Records drawn from a dataset
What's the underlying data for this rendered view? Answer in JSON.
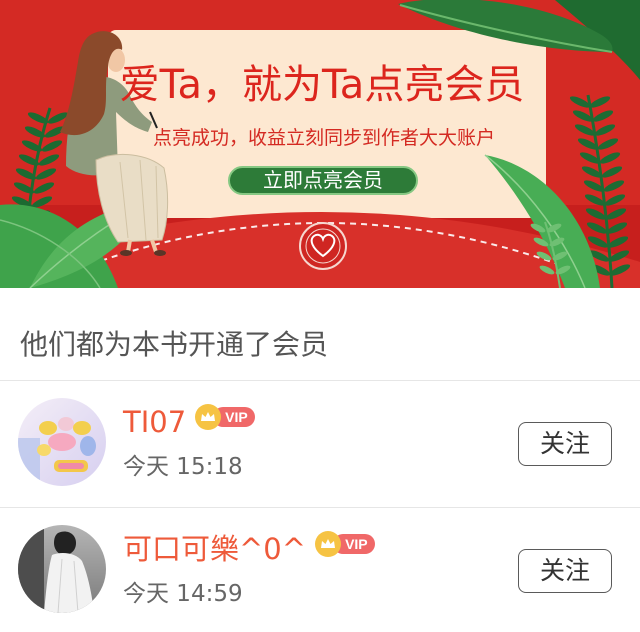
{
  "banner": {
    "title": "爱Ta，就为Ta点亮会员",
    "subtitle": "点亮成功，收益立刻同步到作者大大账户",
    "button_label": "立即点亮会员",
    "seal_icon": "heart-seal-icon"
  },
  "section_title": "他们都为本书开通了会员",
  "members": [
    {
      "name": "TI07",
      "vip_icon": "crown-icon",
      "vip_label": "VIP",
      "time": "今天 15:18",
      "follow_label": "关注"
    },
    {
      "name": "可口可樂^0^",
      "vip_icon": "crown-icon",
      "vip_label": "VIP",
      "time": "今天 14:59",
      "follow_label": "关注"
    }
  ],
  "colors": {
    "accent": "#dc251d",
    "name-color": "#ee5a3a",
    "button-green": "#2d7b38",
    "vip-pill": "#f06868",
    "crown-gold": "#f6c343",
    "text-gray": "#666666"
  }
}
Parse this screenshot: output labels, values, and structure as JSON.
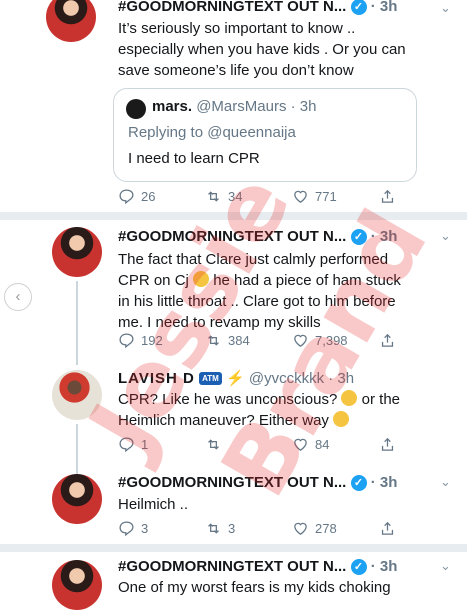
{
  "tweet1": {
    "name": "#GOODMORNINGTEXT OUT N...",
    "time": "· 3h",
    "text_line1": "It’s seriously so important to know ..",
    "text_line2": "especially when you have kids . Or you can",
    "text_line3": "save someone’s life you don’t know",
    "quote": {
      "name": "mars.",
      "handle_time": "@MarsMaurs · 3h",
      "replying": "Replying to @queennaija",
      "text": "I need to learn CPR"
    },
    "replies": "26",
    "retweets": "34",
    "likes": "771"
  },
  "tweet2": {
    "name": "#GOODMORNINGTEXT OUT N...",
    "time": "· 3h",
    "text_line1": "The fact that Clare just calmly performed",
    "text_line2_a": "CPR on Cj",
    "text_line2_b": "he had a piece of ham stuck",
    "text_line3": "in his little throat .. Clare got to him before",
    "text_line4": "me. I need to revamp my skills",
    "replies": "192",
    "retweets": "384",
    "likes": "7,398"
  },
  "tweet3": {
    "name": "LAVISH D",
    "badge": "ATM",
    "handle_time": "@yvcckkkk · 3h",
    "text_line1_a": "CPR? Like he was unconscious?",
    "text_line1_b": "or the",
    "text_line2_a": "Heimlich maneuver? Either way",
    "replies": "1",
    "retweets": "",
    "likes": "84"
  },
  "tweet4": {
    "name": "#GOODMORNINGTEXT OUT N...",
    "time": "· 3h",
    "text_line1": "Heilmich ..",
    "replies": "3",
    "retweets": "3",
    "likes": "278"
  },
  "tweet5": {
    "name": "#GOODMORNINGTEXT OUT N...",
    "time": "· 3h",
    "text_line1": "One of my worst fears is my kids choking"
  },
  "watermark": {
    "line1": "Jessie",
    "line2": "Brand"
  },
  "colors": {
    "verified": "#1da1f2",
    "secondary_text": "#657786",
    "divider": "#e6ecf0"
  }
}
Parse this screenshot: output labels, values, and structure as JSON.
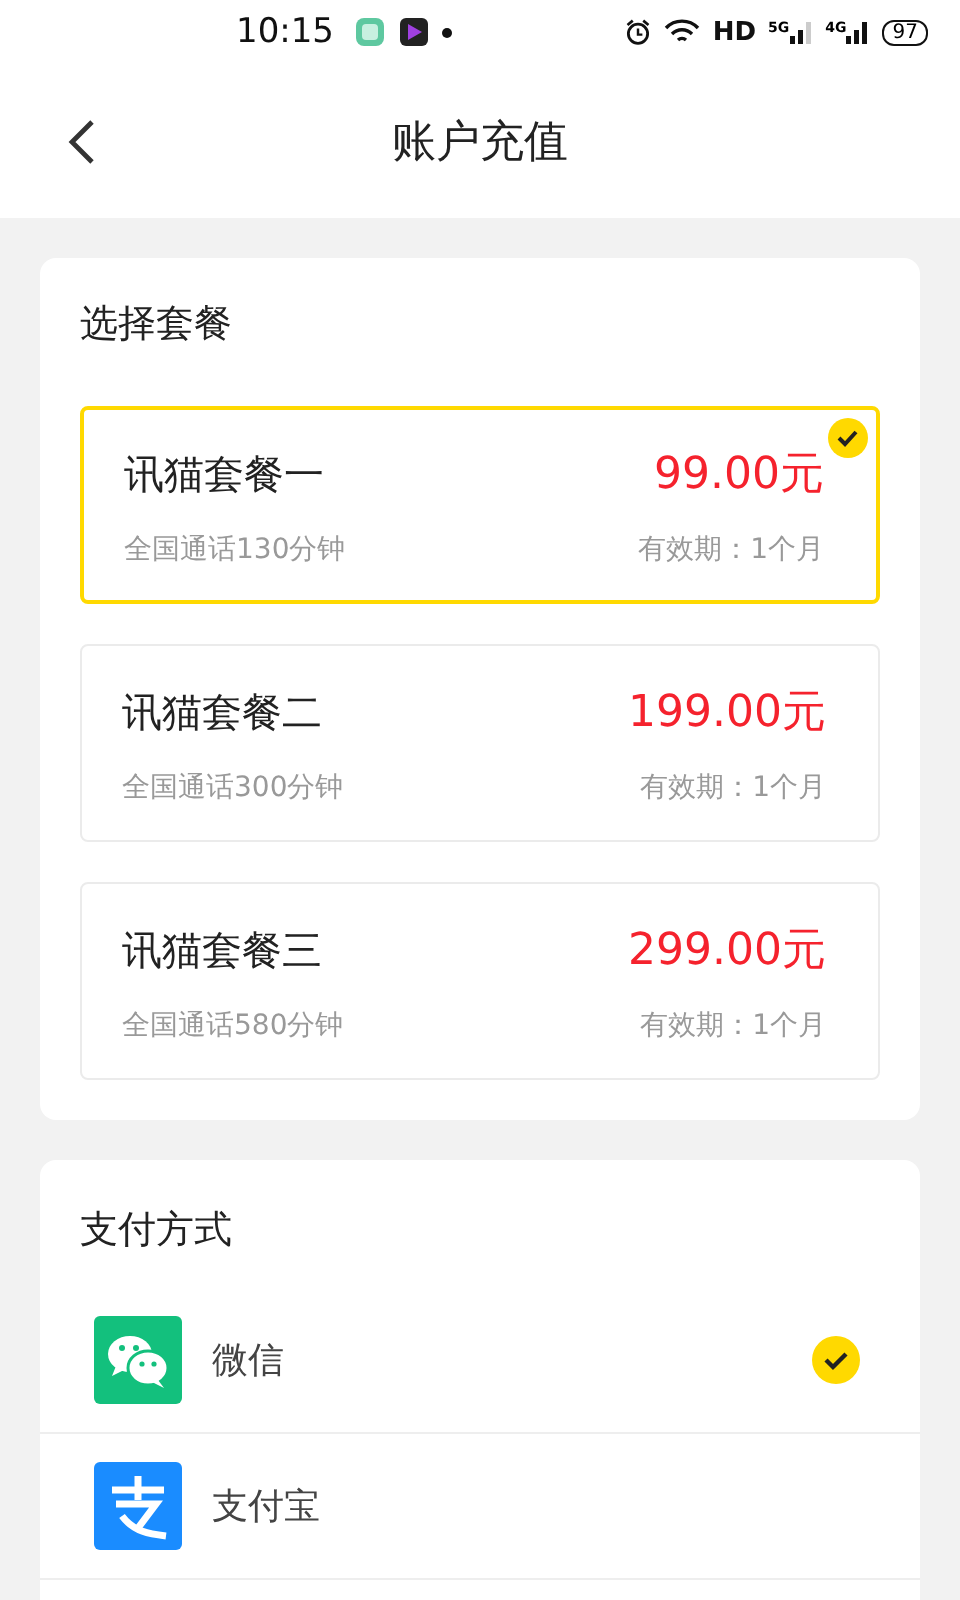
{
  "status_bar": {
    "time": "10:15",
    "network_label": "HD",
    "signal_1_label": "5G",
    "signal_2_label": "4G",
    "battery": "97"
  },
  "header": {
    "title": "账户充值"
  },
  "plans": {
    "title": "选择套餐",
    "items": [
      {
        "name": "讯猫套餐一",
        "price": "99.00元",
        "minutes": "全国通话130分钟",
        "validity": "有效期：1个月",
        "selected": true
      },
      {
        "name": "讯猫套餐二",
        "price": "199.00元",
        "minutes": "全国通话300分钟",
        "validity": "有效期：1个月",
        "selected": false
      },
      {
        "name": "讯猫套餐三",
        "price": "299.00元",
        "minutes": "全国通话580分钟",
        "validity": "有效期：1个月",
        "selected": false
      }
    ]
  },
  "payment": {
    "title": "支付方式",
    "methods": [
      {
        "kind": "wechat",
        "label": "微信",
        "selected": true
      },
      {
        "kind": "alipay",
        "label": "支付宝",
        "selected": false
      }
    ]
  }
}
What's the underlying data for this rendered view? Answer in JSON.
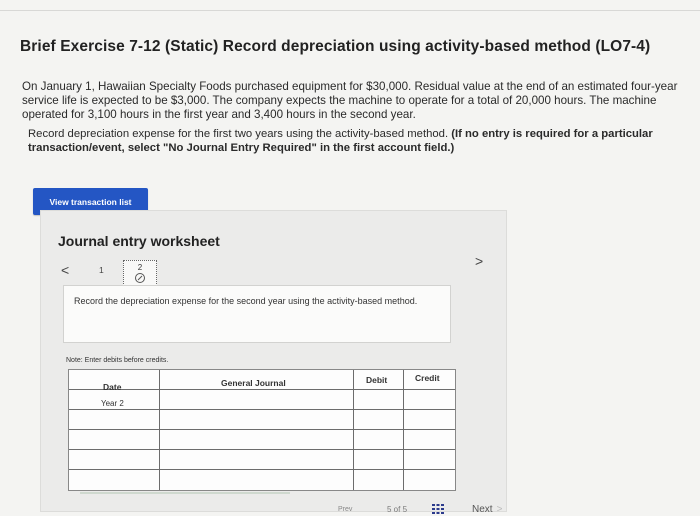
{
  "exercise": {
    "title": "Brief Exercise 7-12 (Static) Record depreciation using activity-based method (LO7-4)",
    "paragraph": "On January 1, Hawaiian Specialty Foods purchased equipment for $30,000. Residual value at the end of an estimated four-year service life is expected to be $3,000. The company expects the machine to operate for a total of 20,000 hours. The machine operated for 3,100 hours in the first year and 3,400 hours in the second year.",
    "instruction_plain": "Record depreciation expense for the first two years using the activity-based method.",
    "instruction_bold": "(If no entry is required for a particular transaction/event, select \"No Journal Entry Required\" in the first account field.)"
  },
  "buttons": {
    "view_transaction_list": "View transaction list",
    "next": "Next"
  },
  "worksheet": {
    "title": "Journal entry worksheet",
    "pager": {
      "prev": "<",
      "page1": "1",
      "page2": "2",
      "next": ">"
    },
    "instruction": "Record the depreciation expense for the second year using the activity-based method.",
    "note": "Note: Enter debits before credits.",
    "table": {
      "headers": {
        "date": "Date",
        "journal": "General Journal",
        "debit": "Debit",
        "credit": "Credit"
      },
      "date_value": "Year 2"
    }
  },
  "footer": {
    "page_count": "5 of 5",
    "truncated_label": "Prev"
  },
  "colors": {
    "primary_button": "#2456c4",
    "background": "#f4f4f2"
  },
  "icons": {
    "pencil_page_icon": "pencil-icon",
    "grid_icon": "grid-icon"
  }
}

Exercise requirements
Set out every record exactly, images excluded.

Solution
What's the underlying data for this rendered view? Answer in JSON.
{
  "banner": {
    "title": "爱Ta，就为Ta点亮会员",
    "subtitle": "点亮成功，收益立刻同步到作者大大账户",
    "button_label": "立即点亮会员",
    "seal_icon": "heart-seal-icon"
  },
  "section_title": "他们都为本书开通了会员",
  "members": [
    {
      "name": "TI07",
      "vip_icon": "crown-icon",
      "vip_label": "VIP",
      "time": "今天 15:18",
      "follow_label": "关注"
    },
    {
      "name": "可口可樂^0^",
      "vip_icon": "crown-icon",
      "vip_label": "VIP",
      "time": "今天 14:59",
      "follow_label": "关注"
    }
  ],
  "colors": {
    "accent": "#dc251d",
    "name-color": "#ee5a3a",
    "button-green": "#2d7b38",
    "vip-pill": "#f06868",
    "crown-gold": "#f6c343",
    "text-gray": "#666666"
  }
}
Parse this screenshot: output labels, values, and structure as JSON.
{
  "tweet1": {
    "name": "#GOODMORNINGTEXT OUT N...",
    "time": "· 3h",
    "text_line1": "It’s seriously so important to know ..",
    "text_line2": "especially when you have kids . Or you can",
    "text_line3": "save someone’s life you don’t know",
    "quote": {
      "name": "mars.",
      "handle_time": "@MarsMaurs · 3h",
      "replying": "Replying to @queennaija",
      "text": "I need to learn CPR"
    },
    "replies": "26",
    "retweets": "34",
    "likes": "771"
  },
  "tweet2": {
    "name": "#GOODMORNINGTEXT OUT N...",
    "time": "· 3h",
    "text_line1": "The fact that Clare just calmly performed",
    "text_line2_a": "CPR on Cj",
    "text_line2_b": "he had a piece of ham stuck",
    "text_line3": "in his little throat .. Clare got to him before",
    "text_line4": "me. I need to revamp my skills",
    "replies": "192",
    "retweets": "384",
    "likes": "7,398"
  },
  "tweet3": {
    "name": "LAVISH D",
    "badge": "ATM",
    "handle_time": "@yvcckkkk · 3h",
    "text_line1_a": "CPR? Like he was unconscious?",
    "text_line1_b": "or the",
    "text_line2_a": "Heimlich maneuver? Either way",
    "replies": "1",
    "retweets": "",
    "likes": "84"
  },
  "tweet4": {
    "name": "#GOODMORNINGTEXT OUT N...",
    "time": "· 3h",
    "text_line1": "Heilmich ..",
    "replies": "3",
    "retweets": "3",
    "likes": "278"
  },
  "tweet5": {
    "name": "#GOODMORNINGTEXT OUT N...",
    "time": "· 3h",
    "text_line1": "One of my worst fears is my kids choking"
  },
  "watermark": {
    "line1": "Jessie",
    "line2": "Brand"
  },
  "colors": {
    "verified": "#1da1f2",
    "secondary_text": "#657786",
    "divider": "#e6ecf0"
  }
}
Parse this screenshot: output labels, values, and structure as JSON.
{
  "status_bar": {
    "time": "10:15",
    "network_label": "HD",
    "signal_1_label": "5G",
    "signal_2_label": "4G",
    "battery": "97"
  },
  "header": {
    "title": "账户充值"
  },
  "plans": {
    "title": "选择套餐",
    "items": [
      {
        "name": "讯猫套餐一",
        "price": "99.00元",
        "minutes": "全国通话130分钟",
        "validity": "有效期：1个月",
        "selected": true
      },
      {
        "name": "讯猫套餐二",
        "price": "199.00元",
        "minutes": "全国通话300分钟",
        "validity": "有效期：1个月",
        "selected": false
      },
      {
        "name": "讯猫套餐三",
        "price": "299.00元",
        "minutes": "全国通话580分钟",
        "validity": "有效期：1个月",
        "selected": false
      }
    ]
  },
  "payment": {
    "title": "支付方式",
    "methods": [
      {
        "kind": "wechat",
        "label": "微信",
        "selected": true
      },
      {
        "kind": "alipay",
        "label": "支付宝",
        "selected": false
      }
    ]
  }
}
What's the underlying data for this rendered view? Answer in JSON.
{
  "exercise": {
    "title": "Brief Exercise 7-12 (Static) Record depreciation using activity-based method (LO7-4)",
    "paragraph": "On January 1, Hawaiian Specialty Foods purchased equipment for $30,000. Residual value at the end of an estimated four-year service life is expected to be $3,000. The company expects the machine to operate for a total of 20,000 hours. The machine operated for 3,100 hours in the first year and 3,400 hours in the second year.",
    "instruction_plain": "Record depreciation expense for the first two years using the activity-based method.",
    "instruction_bold": "(If no entry is required for a particular transaction/event, select \"No Journal Entry Required\" in the first account field.)"
  },
  "buttons": {
    "view_transaction_list": "View transaction list",
    "next": "Next"
  },
  "worksheet": {
    "title": "Journal entry worksheet",
    "pager": {
      "prev": "<",
      "page1": "1",
      "page2": "2",
      "next": ">"
    },
    "instruction": "Record the depreciation expense for the second year using the activity-based method.",
    "note": "Note: Enter debits before credits.",
    "table": {
      "headers": {
        "date": "Date",
        "journal": "General Journal",
        "debit": "Debit",
        "credit": "Credit"
      },
      "date_value": "Year 2"
    }
  },
  "footer": {
    "page_count": "5 of 5",
    "truncated_label": "Prev"
  },
  "colors": {
    "primary_button": "#2456c4",
    "background": "#f4f4f2"
  },
  "icons": {
    "pencil_page_icon": "pencil-icon",
    "grid_icon": "grid-icon"
  }
}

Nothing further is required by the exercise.